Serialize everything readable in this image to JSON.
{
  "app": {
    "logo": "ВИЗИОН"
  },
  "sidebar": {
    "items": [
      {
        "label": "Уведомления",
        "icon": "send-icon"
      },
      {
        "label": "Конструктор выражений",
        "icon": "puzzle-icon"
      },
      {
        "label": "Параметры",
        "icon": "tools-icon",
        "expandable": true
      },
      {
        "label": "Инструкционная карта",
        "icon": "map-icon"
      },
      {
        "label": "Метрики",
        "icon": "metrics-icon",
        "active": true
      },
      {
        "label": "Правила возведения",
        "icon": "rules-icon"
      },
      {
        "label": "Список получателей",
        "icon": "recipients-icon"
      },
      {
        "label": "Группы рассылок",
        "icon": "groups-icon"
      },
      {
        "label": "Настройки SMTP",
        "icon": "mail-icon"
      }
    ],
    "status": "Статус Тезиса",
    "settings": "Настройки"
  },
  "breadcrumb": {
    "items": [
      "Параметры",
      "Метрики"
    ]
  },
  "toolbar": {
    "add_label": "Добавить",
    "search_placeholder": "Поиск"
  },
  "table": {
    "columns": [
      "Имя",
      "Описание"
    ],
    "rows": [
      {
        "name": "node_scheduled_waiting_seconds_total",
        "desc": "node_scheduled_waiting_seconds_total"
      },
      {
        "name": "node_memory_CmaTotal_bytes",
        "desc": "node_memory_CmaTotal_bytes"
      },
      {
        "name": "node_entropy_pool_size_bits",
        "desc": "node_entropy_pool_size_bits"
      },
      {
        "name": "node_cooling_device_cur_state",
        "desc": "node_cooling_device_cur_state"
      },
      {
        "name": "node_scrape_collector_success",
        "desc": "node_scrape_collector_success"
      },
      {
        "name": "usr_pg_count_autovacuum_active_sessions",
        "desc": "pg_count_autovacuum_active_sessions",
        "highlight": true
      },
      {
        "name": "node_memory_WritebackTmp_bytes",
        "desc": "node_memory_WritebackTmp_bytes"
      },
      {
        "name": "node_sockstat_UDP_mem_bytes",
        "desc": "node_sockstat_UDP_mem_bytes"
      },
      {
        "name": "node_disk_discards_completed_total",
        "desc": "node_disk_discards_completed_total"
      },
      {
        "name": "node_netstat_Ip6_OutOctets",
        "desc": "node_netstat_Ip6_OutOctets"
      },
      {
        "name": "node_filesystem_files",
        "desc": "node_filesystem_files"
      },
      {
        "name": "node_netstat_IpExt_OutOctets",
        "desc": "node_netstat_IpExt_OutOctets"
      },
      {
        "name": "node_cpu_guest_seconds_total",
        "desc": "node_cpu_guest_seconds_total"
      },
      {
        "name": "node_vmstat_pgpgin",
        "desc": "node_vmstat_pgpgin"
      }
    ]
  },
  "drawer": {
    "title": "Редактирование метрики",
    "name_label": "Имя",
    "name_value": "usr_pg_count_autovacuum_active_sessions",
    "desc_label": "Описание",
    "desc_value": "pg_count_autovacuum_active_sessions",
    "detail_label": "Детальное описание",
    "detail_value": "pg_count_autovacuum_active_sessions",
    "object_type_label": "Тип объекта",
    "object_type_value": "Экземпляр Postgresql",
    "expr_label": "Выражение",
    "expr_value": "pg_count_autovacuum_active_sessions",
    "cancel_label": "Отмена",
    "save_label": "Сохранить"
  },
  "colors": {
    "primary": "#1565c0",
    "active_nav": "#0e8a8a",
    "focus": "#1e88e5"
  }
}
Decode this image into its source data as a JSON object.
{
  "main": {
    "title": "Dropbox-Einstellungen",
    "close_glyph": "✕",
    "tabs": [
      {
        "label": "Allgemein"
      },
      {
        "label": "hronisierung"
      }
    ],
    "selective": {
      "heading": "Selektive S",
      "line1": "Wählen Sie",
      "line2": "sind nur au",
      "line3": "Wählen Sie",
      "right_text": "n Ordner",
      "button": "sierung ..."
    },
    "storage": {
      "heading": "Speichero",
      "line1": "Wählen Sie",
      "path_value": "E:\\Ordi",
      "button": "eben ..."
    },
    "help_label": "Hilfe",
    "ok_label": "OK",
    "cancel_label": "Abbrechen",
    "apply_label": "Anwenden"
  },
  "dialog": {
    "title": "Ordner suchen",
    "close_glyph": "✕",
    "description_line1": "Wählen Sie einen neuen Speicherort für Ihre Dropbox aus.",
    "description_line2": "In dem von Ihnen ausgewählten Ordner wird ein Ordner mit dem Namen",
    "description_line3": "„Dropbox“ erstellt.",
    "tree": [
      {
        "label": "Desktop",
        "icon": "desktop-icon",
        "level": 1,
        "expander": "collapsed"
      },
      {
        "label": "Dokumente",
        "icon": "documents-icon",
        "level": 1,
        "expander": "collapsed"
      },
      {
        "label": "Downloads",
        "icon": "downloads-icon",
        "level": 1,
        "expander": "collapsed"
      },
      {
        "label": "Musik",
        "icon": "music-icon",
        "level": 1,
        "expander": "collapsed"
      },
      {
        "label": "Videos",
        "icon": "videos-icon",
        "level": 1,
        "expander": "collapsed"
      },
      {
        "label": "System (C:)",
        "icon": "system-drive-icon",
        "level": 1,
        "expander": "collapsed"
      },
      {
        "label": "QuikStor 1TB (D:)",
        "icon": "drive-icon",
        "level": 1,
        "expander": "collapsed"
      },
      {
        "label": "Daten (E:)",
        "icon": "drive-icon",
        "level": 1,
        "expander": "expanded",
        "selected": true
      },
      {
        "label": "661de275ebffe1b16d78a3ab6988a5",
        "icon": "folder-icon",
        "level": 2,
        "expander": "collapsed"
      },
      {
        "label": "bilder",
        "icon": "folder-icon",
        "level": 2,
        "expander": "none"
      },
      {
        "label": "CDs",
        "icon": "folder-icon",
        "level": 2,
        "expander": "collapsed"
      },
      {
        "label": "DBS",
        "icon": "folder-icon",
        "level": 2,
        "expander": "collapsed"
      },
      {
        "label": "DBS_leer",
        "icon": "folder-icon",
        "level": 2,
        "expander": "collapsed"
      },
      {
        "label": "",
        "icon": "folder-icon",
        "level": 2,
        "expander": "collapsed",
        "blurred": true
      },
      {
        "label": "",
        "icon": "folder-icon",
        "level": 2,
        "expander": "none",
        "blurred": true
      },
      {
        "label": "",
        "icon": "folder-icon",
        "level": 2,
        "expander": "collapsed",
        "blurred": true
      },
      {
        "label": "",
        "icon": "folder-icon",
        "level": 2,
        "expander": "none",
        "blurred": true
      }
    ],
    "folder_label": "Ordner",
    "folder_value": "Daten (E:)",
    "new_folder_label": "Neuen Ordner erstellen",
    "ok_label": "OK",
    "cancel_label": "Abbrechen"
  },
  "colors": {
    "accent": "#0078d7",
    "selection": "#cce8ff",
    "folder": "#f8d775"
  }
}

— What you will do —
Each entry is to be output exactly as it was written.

— Output —
Serialize everything readable in this image to JSON.
{
  "app": {
    "logo": "ВИЗИОН"
  },
  "sidebar": {
    "items": [
      {
        "label": "Уведомления",
        "icon": "send-icon"
      },
      {
        "label": "Конструктор выражений",
        "icon": "puzzle-icon"
      },
      {
        "label": "Параметры",
        "icon": "tools-icon",
        "expandable": true
      },
      {
        "label": "Инструкционная карта",
        "icon": "map-icon"
      },
      {
        "label": "Метрики",
        "icon": "metrics-icon",
        "active": true
      },
      {
        "label": "Правила возведения",
        "icon": "rules-icon"
      },
      {
        "label": "Список получателей",
        "icon": "recipients-icon"
      },
      {
        "label": "Группы рассылок",
        "icon": "groups-icon"
      },
      {
        "label": "Настройки SMTP",
        "icon": "mail-icon"
      }
    ],
    "status": "Статус Тезиса",
    "settings": "Настройки"
  },
  "breadcrumb": {
    "items": [
      "Параметры",
      "Метрики"
    ]
  },
  "toolbar": {
    "add_label": "Добавить",
    "search_placeholder": "Поиск"
  },
  "table": {
    "columns": [
      "Имя",
      "Описание"
    ],
    "rows": [
      {
        "name": "node_scheduled_waiting_seconds_total",
        "desc": "node_scheduled_waiting_seconds_total"
      },
      {
        "name": "node_memory_CmaTotal_bytes",
        "desc": "node_memory_CmaTotal_bytes"
      },
      {
        "name": "node_entropy_pool_size_bits",
        "desc": "node_entropy_pool_size_bits"
      },
      {
        "name": "node_cooling_device_cur_state",
        "desc": "node_cooling_device_cur_state"
      },
      {
        "name": "node_scrape_collector_success",
        "desc": "node_scrape_collector_success"
      },
      {
        "name": "usr_pg_count_autovacuum_active_sessions",
        "desc": "pg_count_autovacuum_active_sessions",
        "highlight": true
      },
      {
        "name": "node_memory_WritebackTmp_bytes",
        "desc": "node_memory_WritebackTmp_bytes"
      },
      {
        "name": "node_sockstat_UDP_mem_bytes",
        "desc": "node_sockstat_UDP_mem_bytes"
      },
      {
        "name": "node_disk_discards_completed_total",
        "desc": "node_disk_discards_completed_total"
      },
      {
        "name": "node_netstat_Ip6_OutOctets",
        "desc": "node_netstat_Ip6_OutOctets"
      },
      {
        "name": "node_filesystem_files",
        "desc": "node_filesystem_files"
      },
      {
        "name": "node_netstat_IpExt_OutOctets",
        "desc": "node_netstat_IpExt_OutOctets"
      },
      {
        "name": "node_cpu_guest_seconds_total",
        "desc": "node_cpu_guest_seconds_total"
      },
      {
        "name": "node_vmstat_pgpgin",
        "desc": "node_vmstat_pgpgin"
      }
    ]
  },
  "drawer": {
    "title": "Редактирование метрики",
    "name_label": "Имя",
    "name_value": "usr_pg_count_autovacuum_active_sessions",
    "desc_label": "Описание",
    "desc_value": "pg_count_autovacuum_active_sessions",
    "detail_label": "Детальное описание",
    "detail_value": "pg_count_autovacuum_active_sessions",
    "object_type_label": "Тип объекта",
    "object_type_value": "Экземпляр Postgresql",
    "expr_label": "Выражение",
    "expr_value": "pg_count_autovacuum_active_sessions",
    "cancel_label": "Отмена",
    "save_label": "Сохранить"
  },
  "colors": {
    "primary": "#1565c0",
    "active_nav": "#0e8a8a",
    "focus": "#1e88e5"
  }
}
Decode this image into its source data as a JSON object.
{
  "main": {
    "title": "Dropbox-Einstellungen",
    "close_glyph": "✕",
    "tabs": [
      {
        "label": "Allgemein"
      },
      {
        "label": "hronisierung"
      }
    ],
    "selective": {
      "heading": "Selektive S",
      "line1": "Wählen Sie",
      "line2": "sind nur au",
      "line3": "Wählen Sie",
      "right_text": "n Ordner",
      "button": "sierung ..."
    },
    "storage": {
      "heading": "Speichero",
      "line1": "Wählen Sie",
      "path_value": "E:\\Ordi",
      "button": "eben ..."
    },
    "help_label": "Hilfe",
    "ok_label": "OK",
    "cancel_label": "Abbrechen",
    "apply_label": "Anwenden"
  },
  "dialog": {
    "title": "Ordner suchen",
    "close_glyph": "✕",
    "description_line1": "Wählen Sie einen neuen Speicherort für Ihre Dropbox aus.",
    "description_line2": "In dem von Ihnen ausgewählten Ordner wird ein Ordner mit dem Namen",
    "description_line3": "„Dropbox“ erstellt.",
    "tree": [
      {
        "label": "Desktop",
        "icon": "desktop-icon",
        "level": 1,
        "expander": "collapsed"
      },
      {
        "label": "Dokumente",
        "icon": "documents-icon",
        "level": 1,
        "expander": "collapsed"
      },
      {
        "label": "Downloads",
        "icon": "downloads-icon",
        "level": 1,
        "expander": "collapsed"
      },
      {
        "label": "Musik",
        "icon": "music-icon",
        "level": 1,
        "expander": "collapsed"
      },
      {
        "label": "Videos",
        "icon": "videos-icon",
        "level": 1,
        "expander": "collapsed"
      },
      {
        "label": "System (C:)",
        "icon": "system-drive-icon",
        "level": 1,
        "expander": "collapsed"
      },
      {
        "label": "QuikStor 1TB (D:)",
        "icon": "drive-icon",
        "level": 1,
        "expander": "collapsed"
      },
      {
        "label": "Daten (E:)",
        "icon": "drive-icon",
        "level": 1,
        "expander": "expanded",
        "selected": true
      },
      {
        "label": "661de275ebffe1b16d78a3ab6988a5",
        "icon": "folder-icon",
        "level": 2,
        "expander": "collapsed"
      },
      {
        "label": "bilder",
        "icon": "folder-icon",
        "level": 2,
        "expander": "none"
      },
      {
        "label": "CDs",
        "icon": "folder-icon",
        "level": 2,
        "expander": "collapsed"
      },
      {
        "label": "DBS",
        "icon": "folder-icon",
        "level": 2,
        "expander": "collapsed"
      },
      {
        "label": "DBS_leer",
        "icon": "folder-icon",
        "level": 2,
        "expander": "collapsed"
      },
      {
        "label": "",
        "icon": "folder-icon",
        "level": 2,
        "expander": "collapsed",
        "blurred": true
      },
      {
        "label": "",
        "icon": "folder-icon",
        "level": 2,
        "expander": "none",
        "blurred": true
      },
      {
        "label": "",
        "icon": "folder-icon",
        "level": 2,
        "expander": "collapsed",
        "blurred": true
      },
      {
        "label": "",
        "icon": "folder-icon",
        "level": 2,
        "expander": "none",
        "blurred": true
      }
    ],
    "folder_label": "Ordner",
    "folder_value": "Daten (E:)",
    "new_folder_label": "Neuen Ordner erstellen",
    "ok_label": "OK",
    "cancel_label": "Abbrechen"
  },
  "colors": {
    "accent": "#0078d7",
    "selection": "#cce8ff",
    "folder": "#f8d775"
  }
}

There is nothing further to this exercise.